Discover the stories of brave men and women who dared to free themselves from slavery and explore Jackson Homestead, a documented stop on the Underground Railroad. Programs for school groups as well as adults explain more about the Underground Railroad (which was not a railroad at all, but a loose and secretive network of white and African American people who helped those seeking freedom from slavery). The Jackson Homestead is part of the National Underground Railroad Network to Freedom.
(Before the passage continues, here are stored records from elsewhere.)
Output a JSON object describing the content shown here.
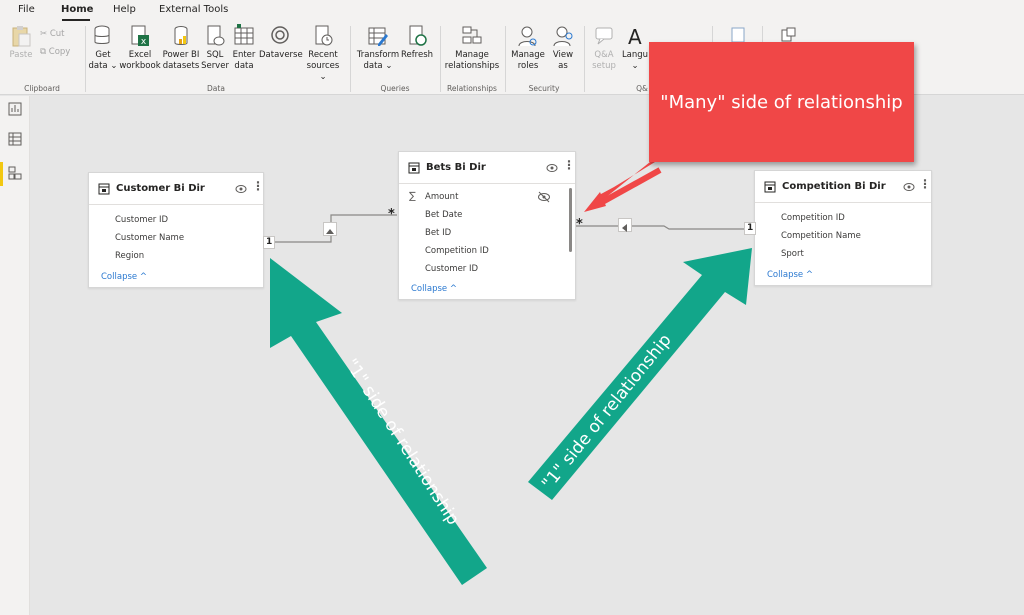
{
  "menu": {
    "file": "File",
    "home": "Home",
    "help": "Help",
    "external_tools": "External Tools"
  },
  "ribbon": {
    "clipboard": {
      "paste": "Paste",
      "cut": "Cut",
      "copy": "Copy",
      "group": "Clipboard"
    },
    "data": {
      "get_data_1": "Get",
      "get_data_2": "data ⌄",
      "excel_1": "Excel",
      "excel_2": "workbook",
      "pbi_1": "Power BI",
      "pbi_2": "datasets",
      "sql_1": "SQL",
      "sql_2": "Server",
      "enter_1": "Enter",
      "enter_2": "data",
      "dataverse": "Dataverse",
      "recent_1": "Recent",
      "recent_2": "sources ⌄",
      "group": "Data"
    },
    "queries": {
      "transform_1": "Transform",
      "transform_2": "data ⌄",
      "refresh": "Refresh",
      "group": "Queries"
    },
    "relationships": {
      "manage_1": "Manage",
      "manage_2": "relationships",
      "group": "Relationships"
    },
    "security": {
      "manage_roles_1": "Manage",
      "manage_roles_2": "roles",
      "view_as_1": "View",
      "view_as_2": "as",
      "group": "Security"
    },
    "qa": {
      "setup_1": "Q&A",
      "setup_2": "setup",
      "language_1": "Langu",
      "language_2": "⌄",
      "group": "Q&"
    }
  },
  "tables": {
    "customer": {
      "title": "Customer Bi Dir",
      "fields": [
        "Customer ID",
        "Customer Name",
        "Region"
      ],
      "collapse": "Collapse ^"
    },
    "bets": {
      "title": "Bets Bi Dir",
      "fields": [
        "Amount",
        "Bet Date",
        "Bet ID",
        "Competition ID",
        "Customer ID"
      ],
      "collapse": "Collapse ^",
      "sigma": "∑"
    },
    "competition": {
      "title": "Competition Bi Dir",
      "fields": [
        "Competition ID",
        "Competition Name",
        "Sport"
      ],
      "collapse": "Collapse ^"
    }
  },
  "relationship_labels": {
    "one": "1",
    "many": "*"
  },
  "annotations": {
    "many": "\"Many\" side of relationship",
    "one_left": "\"1\" side of relationship",
    "one_right": "\"1\" side of relationship"
  },
  "colors": {
    "callout_red": "#f04747",
    "arrow_green": "#12a68a",
    "accent_yellow": "#f2c811",
    "link_blue": "#2b79d0"
  }
}
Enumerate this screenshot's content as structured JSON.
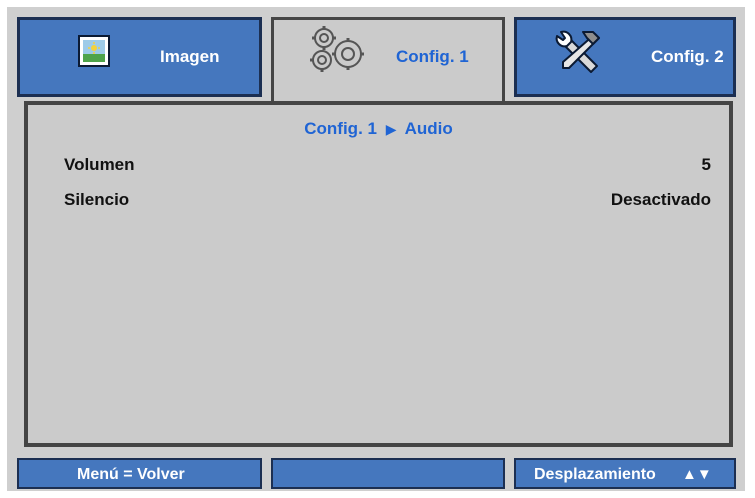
{
  "tabs": [
    {
      "label": "Imagen",
      "icon": "image-icon",
      "active": false
    },
    {
      "label": "Config. 1",
      "icon": "gears-icon",
      "active": true
    },
    {
      "label": "Config. 2",
      "icon": "tools-icon",
      "active": false
    }
  ],
  "breadcrumb": {
    "parent": "Config. 1",
    "separator": "▶",
    "current": "Audio"
  },
  "settings": [
    {
      "name": "Volumen",
      "value": "5"
    },
    {
      "name": "Silencio",
      "value": "Desactivado"
    }
  ],
  "footer": {
    "left": "Menú = Volver",
    "middle": "",
    "right": "Desplazamiento",
    "arrows": "▲▼"
  },
  "colors": {
    "accent_blue": "#4577be",
    "text_blue": "#1f64d4",
    "panel_gray": "#cbcbcb",
    "border_dark": "#454545"
  }
}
While many people believe that slavery was confined to the southern United States and its large plantations, slavery existed in Massachusetts, too. The first record of African people who were stolen from their homes and enslaved in Massachusetts dates back to1683. We know people were still enslaved in Massachusetts through the 1830s, though Massachusetts was also a center of abolitionist activity in the 1800s. The Jackson family illustrates changing ideas about slavery in Newton. Over the course of five generations they went from being slaveholders to being abolitionists.
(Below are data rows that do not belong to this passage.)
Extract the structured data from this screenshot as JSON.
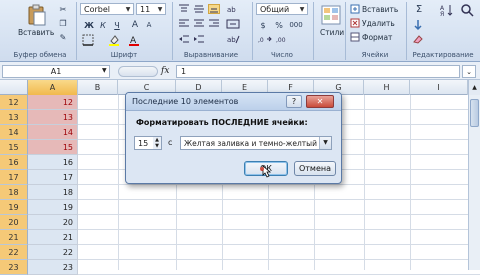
{
  "ribbon": {
    "clipboard": {
      "paste_label": "Вставить",
      "group_label": "Буфер обмена"
    },
    "font": {
      "name": "Corbel",
      "size": "11",
      "bold": "Ж",
      "italic": "К",
      "underline": "Ч",
      "grow": "A",
      "shrink": "A",
      "group_label": "Шрифт"
    },
    "alignment": {
      "group_label": "Выравнивание"
    },
    "number": {
      "format": "Общий",
      "percent": "%",
      "thousands": "000",
      "group_label": "Число"
    },
    "styles": {
      "label": "Стили"
    },
    "cells": {
      "insert": "Вставить",
      "delete": "Удалить",
      "format": "Формат",
      "group_label": "Ячейки"
    },
    "editing": {
      "sigma": "Σ",
      "group_label": "Редактирование"
    }
  },
  "formula_bar": {
    "name_box": "A1",
    "fx": "fx",
    "value": "1"
  },
  "columns": [
    "A",
    "B",
    "C",
    "D",
    "E",
    "F",
    "G",
    "H",
    "I"
  ],
  "rows": [
    {
      "num": "12",
      "value": "12",
      "highlight": true
    },
    {
      "num": "13",
      "value": "13",
      "highlight": true
    },
    {
      "num": "14",
      "value": "14",
      "highlight": true
    },
    {
      "num": "15",
      "value": "15",
      "highlight": true
    },
    {
      "num": "16",
      "value": "16",
      "highlight": false
    },
    {
      "num": "17",
      "value": "17",
      "highlight": false
    },
    {
      "num": "18",
      "value": "18",
      "highlight": false
    },
    {
      "num": "19",
      "value": "19",
      "highlight": false
    },
    {
      "num": "20",
      "value": "20",
      "highlight": false
    },
    {
      "num": "21",
      "value": "21",
      "highlight": false
    },
    {
      "num": "22",
      "value": "22",
      "highlight": false
    },
    {
      "num": "23",
      "value": "23",
      "highlight": false
    }
  ],
  "dialog": {
    "title": "Последние 10 элементов",
    "help": "?",
    "close": "✕",
    "prompt": "Форматировать ПОСЛЕДНИЕ ячейки:",
    "count": "15",
    "conj": "с",
    "format_option": "Желтая заливка и темно-желтый текст",
    "ok": "ОК",
    "cancel": "Отмена"
  },
  "colors": {
    "highlight_fill": "#e6b9b8",
    "highlight_text": "#9c0006",
    "row_header_selected": "#f5c977"
  }
}
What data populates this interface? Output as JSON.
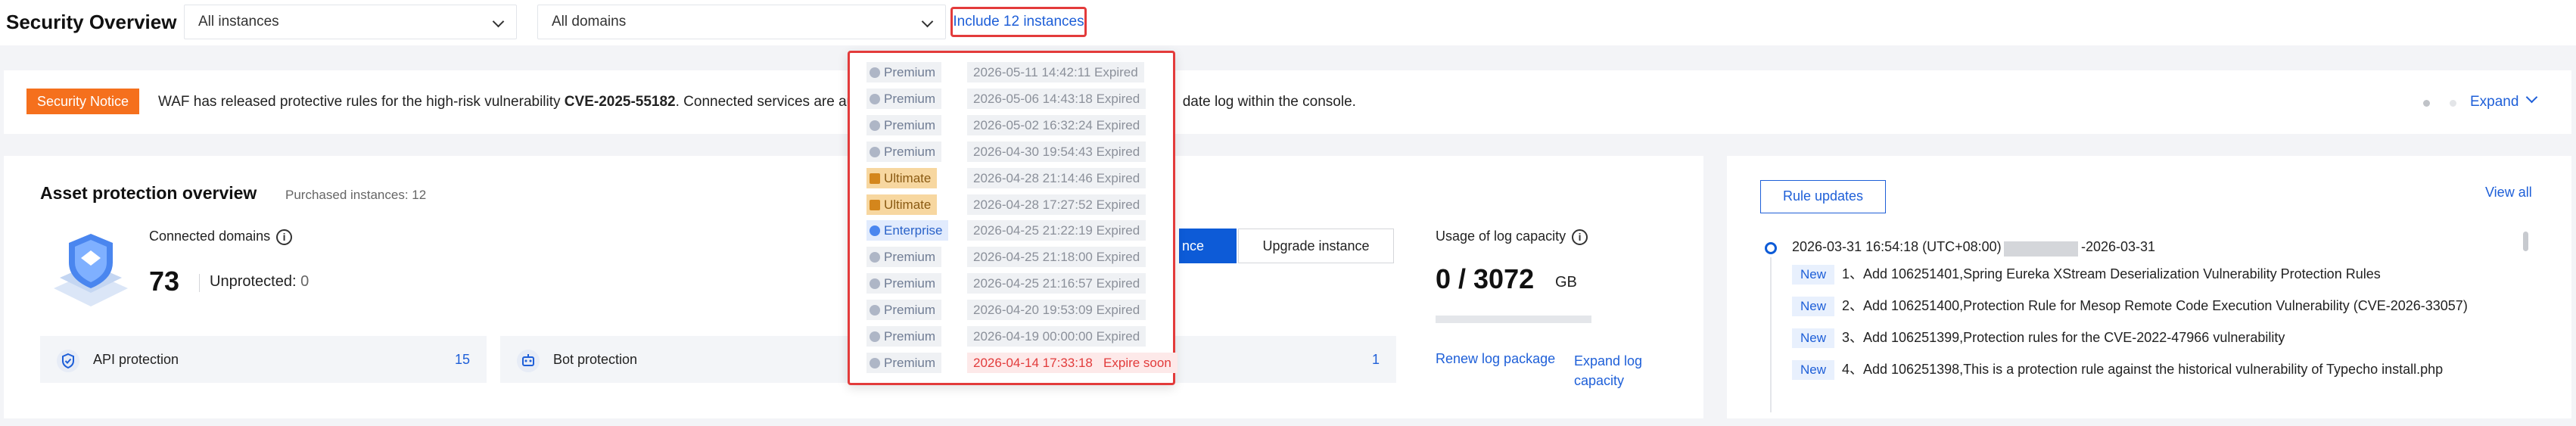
{
  "header": {
    "title": "Security Overview",
    "instance_select": "All instances",
    "domain_select": "All domains",
    "include_link": "Include 12 instances"
  },
  "notice": {
    "tag": "Security Notice",
    "text_before": "WAF has released protective rules for the high-risk vulnerability ",
    "cve": "CVE-2025-55182",
    "text_after": ". Connected services are automat",
    "text_tail": "date log within the console.",
    "expand": "Expand"
  },
  "asset": {
    "title": "Asset protection overview",
    "purchased": "Purchased instances: 12",
    "connected_label": "Connected domains",
    "connected_count": "73",
    "unprotected_label": "Unprotected:",
    "unprotected_count": "0",
    "primary_btn_partial": "nce",
    "upgrade_btn": "Upgrade instance",
    "log_label": "Usage of log capacity",
    "log_value": "0 / 3072",
    "log_unit": "GB",
    "log_usage_fraction": 0,
    "renew_link": "Renew log package",
    "expand_log_link": "Expand log capacity",
    "mini_cards": [
      {
        "label": "API protection",
        "count": "15",
        "icon": "shield-check-icon"
      },
      {
        "label": "Bot protection",
        "count": "",
        "icon": "bot-icon"
      },
      {
        "label": "",
        "count": "1",
        "icon": ""
      }
    ]
  },
  "rules": {
    "button": "Rule updates",
    "view_all": "View all",
    "date": "2026-03-31 16:54:18 (UTC+08:00)",
    "date_range_end": "-2026-03-31",
    "badge": "New",
    "items": [
      "1、Add 106251401,Spring Eureka XStream Deserialization Vulnerability Protection Rules",
      "2、Add 106251400,Protection Rule for Mesop Remote Code Execution Vulnerability (CVE-2026-33057)",
      "3、Add 106251399,Protection rules for the CVE-2022-47966 vulnerability",
      "4、Add 106251398,This is a protection rule against the historical vulnerability of Typecho install.php"
    ]
  },
  "dropdown": {
    "instances": [
      {
        "tier": "Premium",
        "expiry": "2026-05-11 14:42:11 Expired",
        "kind": "premium"
      },
      {
        "tier": "Premium",
        "expiry": "2026-05-06 14:43:18 Expired",
        "kind": "premium"
      },
      {
        "tier": "Premium",
        "expiry": "2026-05-02 16:32:24 Expired",
        "kind": "premium"
      },
      {
        "tier": "Premium",
        "expiry": "2026-04-30 19:54:43 Expired",
        "kind": "premium"
      },
      {
        "tier": "Ultimate",
        "expiry": "2026-04-28 21:14:46 Expired",
        "kind": "ultimate"
      },
      {
        "tier": "Ultimate",
        "expiry": "2026-04-28 17:27:52 Expired",
        "kind": "ultimate"
      },
      {
        "tier": "Enterprise",
        "expiry": "2026-04-25 21:22:19 Expired",
        "kind": "enterprise"
      },
      {
        "tier": "Premium",
        "expiry": "2026-04-25 21:18:00 Expired",
        "kind": "premium"
      },
      {
        "tier": "Premium",
        "expiry": "2026-04-25 21:16:57 Expired",
        "kind": "premium"
      },
      {
        "tier": "Premium",
        "expiry": "2026-04-20 19:53:09 Expired",
        "kind": "premium"
      },
      {
        "tier": "Premium",
        "expiry": "2026-04-19 00:00:00 Expired",
        "kind": "premium"
      },
      {
        "tier": "Premium",
        "expiry": "2026-04-14 17:33:18   Expire soon",
        "kind": "premium",
        "soon": true
      }
    ]
  }
}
William Jackson, who owned the Jackson Homestead during much of the 19th century, was the treasurer of the Vigilance Committee of Boston, which provided financial support to those escaping enslavement. At the Jackson Homestead, he sheltered people fleeing to freedom in Canada, even though it was against the law.
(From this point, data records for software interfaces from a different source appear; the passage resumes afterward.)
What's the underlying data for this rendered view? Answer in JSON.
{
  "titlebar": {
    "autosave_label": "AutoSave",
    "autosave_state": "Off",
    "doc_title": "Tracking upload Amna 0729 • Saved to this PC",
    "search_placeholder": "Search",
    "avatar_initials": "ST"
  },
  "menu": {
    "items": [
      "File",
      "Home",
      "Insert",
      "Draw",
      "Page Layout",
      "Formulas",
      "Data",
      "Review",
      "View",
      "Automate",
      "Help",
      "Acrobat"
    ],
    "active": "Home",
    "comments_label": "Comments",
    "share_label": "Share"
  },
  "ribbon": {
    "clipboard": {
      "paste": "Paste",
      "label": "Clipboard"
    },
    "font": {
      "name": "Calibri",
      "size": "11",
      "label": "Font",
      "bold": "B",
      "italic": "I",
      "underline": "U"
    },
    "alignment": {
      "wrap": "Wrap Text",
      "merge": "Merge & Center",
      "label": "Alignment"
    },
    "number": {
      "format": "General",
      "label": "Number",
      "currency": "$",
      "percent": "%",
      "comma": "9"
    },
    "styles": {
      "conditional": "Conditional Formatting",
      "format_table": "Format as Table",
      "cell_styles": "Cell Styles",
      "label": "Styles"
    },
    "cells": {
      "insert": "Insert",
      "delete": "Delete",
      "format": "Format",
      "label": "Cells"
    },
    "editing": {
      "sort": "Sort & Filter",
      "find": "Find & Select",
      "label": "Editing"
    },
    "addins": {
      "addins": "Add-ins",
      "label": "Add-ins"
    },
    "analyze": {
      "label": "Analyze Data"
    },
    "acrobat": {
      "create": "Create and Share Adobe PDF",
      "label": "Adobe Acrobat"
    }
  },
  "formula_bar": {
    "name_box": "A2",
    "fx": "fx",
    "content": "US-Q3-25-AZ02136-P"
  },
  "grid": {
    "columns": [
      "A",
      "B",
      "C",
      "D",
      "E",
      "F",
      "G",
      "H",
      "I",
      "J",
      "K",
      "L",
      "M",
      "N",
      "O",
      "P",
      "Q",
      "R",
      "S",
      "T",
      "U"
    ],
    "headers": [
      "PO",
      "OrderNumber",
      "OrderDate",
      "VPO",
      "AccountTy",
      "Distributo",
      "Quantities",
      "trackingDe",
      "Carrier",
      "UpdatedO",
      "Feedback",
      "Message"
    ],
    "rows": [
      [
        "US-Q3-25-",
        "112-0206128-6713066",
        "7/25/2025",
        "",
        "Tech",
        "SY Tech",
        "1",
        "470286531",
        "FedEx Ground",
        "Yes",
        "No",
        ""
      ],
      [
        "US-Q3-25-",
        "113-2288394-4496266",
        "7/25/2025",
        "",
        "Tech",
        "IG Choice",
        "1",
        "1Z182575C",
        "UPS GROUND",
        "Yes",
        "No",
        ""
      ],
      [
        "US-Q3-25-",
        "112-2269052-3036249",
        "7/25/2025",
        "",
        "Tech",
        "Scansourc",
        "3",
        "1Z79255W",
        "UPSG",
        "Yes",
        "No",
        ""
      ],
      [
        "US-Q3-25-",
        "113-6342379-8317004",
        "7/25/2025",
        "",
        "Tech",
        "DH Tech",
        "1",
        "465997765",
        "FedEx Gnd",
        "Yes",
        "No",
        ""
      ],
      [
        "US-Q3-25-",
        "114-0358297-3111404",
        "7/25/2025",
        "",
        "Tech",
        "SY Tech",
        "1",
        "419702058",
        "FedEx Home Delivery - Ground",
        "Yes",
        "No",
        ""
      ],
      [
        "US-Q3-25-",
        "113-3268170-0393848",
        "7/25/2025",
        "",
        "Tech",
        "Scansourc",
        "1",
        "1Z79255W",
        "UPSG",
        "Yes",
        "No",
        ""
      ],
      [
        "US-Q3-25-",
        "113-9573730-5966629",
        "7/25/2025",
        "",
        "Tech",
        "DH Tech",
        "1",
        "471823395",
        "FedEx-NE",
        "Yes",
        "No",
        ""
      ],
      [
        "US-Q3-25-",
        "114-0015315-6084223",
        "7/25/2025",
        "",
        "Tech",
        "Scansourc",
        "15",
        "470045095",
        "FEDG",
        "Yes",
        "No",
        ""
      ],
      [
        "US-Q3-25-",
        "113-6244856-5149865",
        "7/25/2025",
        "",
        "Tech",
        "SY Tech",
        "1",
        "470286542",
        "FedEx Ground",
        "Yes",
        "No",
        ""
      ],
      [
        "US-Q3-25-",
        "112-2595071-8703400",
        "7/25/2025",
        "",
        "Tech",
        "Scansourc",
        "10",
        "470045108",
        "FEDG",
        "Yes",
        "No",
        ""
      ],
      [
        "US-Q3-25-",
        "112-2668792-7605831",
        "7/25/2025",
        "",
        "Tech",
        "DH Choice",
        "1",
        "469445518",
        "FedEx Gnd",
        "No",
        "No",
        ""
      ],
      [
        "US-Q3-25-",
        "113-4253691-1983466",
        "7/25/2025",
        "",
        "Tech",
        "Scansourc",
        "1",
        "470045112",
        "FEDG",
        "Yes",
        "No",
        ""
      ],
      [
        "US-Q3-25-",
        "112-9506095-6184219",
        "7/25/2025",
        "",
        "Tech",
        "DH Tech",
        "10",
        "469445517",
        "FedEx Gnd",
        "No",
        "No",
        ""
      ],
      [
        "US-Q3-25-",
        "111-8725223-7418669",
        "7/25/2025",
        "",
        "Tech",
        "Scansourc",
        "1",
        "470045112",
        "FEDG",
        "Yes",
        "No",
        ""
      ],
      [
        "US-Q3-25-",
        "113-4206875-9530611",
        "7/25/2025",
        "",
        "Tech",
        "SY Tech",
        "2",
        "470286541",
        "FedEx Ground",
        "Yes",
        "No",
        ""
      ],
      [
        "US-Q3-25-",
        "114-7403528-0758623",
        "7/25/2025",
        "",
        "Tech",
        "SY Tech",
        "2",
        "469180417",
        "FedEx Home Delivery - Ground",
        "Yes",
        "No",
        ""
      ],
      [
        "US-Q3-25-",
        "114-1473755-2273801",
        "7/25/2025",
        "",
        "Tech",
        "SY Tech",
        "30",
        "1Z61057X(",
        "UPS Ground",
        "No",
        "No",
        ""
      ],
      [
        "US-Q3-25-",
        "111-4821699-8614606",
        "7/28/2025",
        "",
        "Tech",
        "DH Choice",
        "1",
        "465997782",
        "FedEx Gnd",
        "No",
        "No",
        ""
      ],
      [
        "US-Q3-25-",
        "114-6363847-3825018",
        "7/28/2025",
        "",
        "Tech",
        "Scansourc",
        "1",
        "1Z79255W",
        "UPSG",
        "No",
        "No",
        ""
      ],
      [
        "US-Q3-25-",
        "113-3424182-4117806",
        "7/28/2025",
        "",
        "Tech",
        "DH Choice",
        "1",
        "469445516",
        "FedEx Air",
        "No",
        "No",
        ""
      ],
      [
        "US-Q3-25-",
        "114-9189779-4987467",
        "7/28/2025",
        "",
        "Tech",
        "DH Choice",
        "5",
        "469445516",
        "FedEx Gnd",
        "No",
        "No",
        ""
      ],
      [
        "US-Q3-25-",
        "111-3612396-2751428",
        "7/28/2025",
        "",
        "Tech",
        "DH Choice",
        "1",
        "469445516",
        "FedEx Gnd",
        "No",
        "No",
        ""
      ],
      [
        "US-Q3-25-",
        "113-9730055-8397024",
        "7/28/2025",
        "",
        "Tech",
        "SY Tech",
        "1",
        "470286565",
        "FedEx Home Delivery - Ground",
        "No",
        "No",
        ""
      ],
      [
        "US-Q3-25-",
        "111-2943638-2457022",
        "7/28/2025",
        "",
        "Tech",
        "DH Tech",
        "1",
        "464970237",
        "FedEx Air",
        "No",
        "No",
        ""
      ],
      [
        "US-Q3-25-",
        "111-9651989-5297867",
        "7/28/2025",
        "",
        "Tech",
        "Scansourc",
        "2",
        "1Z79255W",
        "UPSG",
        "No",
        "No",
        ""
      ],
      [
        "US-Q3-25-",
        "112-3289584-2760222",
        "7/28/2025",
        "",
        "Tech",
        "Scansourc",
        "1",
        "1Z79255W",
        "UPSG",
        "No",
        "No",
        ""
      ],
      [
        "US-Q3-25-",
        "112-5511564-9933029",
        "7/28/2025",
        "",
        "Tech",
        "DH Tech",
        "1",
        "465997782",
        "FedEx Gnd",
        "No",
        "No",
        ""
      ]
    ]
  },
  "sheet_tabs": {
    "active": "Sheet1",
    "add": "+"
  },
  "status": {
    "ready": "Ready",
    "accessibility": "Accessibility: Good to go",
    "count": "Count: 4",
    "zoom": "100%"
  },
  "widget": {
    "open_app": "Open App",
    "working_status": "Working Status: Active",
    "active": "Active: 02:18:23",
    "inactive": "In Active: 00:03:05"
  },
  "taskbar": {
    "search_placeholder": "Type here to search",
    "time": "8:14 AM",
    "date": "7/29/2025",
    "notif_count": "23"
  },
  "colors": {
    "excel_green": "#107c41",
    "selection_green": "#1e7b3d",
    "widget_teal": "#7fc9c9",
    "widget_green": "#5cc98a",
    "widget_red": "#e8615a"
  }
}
William Jackson risked going to jail or paying a fine equal to approximately $28,000 today to help others. What ideals do you support? Would you risk your life and livelihood for it? Historic Newton’s programs give you the resources to help you consider this question.